Anne Fine offers a personal take on the Tintin in the Congo controversy, citing examples from her own work where she has revised lines to better speak to contemporary sensibilities and her own raised consciousness. P.L. Travers, you will recall, did the same with Mary Poppins, replacing the racial representatives of the "Bad Tuesday" chapter with friendly animals instead.
It's interesting that Fine doesn't do the same with her adult books: "I have six adult novels on the shelves, and wouldn't dream of going at those with a red pen just because times have changed." Her reasoning seems to be that children read both more intensely and in greater ignorance, that they don't have a concept of books becoming "dated." (Thus the pressure on Judy Blume to update Forever to include condoms.) But isn't it the natural way of things that old books give way to new books?
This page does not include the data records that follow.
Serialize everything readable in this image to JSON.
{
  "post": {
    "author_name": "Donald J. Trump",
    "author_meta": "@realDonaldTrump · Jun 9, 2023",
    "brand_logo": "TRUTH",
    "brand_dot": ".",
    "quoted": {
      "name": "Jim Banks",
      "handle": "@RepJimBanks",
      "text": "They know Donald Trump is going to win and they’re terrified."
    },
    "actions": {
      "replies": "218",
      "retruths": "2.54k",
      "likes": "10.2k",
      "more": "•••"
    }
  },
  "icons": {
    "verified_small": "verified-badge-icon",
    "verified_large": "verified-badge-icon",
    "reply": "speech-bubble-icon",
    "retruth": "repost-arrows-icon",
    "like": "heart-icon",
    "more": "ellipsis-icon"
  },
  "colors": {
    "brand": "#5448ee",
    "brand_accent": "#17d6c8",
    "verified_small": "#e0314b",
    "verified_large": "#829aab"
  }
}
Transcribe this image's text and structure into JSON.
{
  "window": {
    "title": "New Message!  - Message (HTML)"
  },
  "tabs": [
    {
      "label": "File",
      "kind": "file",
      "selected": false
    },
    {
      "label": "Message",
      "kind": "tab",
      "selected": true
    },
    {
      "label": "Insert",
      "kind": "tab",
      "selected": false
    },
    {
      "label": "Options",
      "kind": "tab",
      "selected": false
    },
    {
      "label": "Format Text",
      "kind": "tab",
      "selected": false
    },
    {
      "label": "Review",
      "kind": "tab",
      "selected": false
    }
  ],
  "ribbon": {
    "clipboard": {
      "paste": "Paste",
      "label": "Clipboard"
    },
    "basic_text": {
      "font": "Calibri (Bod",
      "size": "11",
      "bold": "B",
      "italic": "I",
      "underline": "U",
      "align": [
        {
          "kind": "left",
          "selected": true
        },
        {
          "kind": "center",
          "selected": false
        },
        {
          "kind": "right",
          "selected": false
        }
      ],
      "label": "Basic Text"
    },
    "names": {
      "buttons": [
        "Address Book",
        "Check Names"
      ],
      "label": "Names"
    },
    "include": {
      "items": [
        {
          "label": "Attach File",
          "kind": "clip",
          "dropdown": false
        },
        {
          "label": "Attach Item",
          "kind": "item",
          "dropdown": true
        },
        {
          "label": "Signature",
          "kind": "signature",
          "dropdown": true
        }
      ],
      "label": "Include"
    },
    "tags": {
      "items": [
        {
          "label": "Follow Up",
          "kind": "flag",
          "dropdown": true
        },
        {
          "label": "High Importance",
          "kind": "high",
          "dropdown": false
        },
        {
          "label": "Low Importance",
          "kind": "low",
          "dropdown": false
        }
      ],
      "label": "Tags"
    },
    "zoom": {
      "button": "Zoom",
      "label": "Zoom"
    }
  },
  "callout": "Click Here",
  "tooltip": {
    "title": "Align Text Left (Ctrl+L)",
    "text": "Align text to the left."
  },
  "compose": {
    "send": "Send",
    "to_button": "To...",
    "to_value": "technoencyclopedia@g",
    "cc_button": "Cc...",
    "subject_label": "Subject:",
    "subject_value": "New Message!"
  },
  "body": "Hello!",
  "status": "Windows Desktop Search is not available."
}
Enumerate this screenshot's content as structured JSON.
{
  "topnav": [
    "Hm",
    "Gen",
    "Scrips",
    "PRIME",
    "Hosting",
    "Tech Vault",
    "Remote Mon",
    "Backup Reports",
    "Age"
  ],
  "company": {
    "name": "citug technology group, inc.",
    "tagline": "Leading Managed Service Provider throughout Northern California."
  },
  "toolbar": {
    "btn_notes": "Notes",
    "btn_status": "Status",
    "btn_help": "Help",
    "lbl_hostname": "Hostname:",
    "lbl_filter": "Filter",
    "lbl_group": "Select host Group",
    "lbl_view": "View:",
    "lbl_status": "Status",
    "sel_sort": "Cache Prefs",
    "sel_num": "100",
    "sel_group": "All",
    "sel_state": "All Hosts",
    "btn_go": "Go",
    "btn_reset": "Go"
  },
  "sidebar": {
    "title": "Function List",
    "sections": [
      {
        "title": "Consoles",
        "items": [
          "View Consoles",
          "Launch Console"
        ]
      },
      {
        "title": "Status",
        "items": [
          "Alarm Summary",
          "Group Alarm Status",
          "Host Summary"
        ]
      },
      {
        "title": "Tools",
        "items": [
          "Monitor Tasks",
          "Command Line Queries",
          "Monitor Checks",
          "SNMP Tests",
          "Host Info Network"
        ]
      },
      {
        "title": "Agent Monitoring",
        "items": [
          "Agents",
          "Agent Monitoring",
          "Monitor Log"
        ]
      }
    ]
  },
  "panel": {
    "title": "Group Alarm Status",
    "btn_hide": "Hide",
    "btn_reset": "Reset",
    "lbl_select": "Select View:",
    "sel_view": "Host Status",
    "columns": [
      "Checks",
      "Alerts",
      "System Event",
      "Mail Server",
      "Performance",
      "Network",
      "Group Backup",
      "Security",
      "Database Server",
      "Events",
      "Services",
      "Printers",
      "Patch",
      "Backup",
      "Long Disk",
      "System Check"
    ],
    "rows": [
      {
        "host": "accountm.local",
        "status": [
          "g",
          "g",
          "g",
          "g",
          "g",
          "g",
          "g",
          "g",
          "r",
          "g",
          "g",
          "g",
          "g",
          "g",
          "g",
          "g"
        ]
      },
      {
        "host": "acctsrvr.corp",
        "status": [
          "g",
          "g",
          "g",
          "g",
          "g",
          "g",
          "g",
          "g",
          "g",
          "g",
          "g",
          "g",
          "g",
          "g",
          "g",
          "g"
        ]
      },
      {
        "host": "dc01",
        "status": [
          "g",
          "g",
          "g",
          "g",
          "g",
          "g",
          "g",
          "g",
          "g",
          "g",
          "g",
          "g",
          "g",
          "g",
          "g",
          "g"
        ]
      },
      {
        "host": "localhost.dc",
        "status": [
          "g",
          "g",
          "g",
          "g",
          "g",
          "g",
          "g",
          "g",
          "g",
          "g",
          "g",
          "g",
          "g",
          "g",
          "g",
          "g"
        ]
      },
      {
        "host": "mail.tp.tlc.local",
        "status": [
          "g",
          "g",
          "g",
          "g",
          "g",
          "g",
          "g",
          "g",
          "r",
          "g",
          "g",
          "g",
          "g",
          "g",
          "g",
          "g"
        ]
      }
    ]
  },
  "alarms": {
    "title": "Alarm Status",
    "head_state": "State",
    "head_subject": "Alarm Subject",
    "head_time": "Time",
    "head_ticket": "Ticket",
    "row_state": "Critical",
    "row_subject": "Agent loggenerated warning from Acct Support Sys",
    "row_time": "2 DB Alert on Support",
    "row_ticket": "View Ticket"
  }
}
Not that people won't continue to read a mix of new and old, but what Fine is advocating is a kind of artificial life support for books that might otherwise fall out of fashion or favor. Let 'em.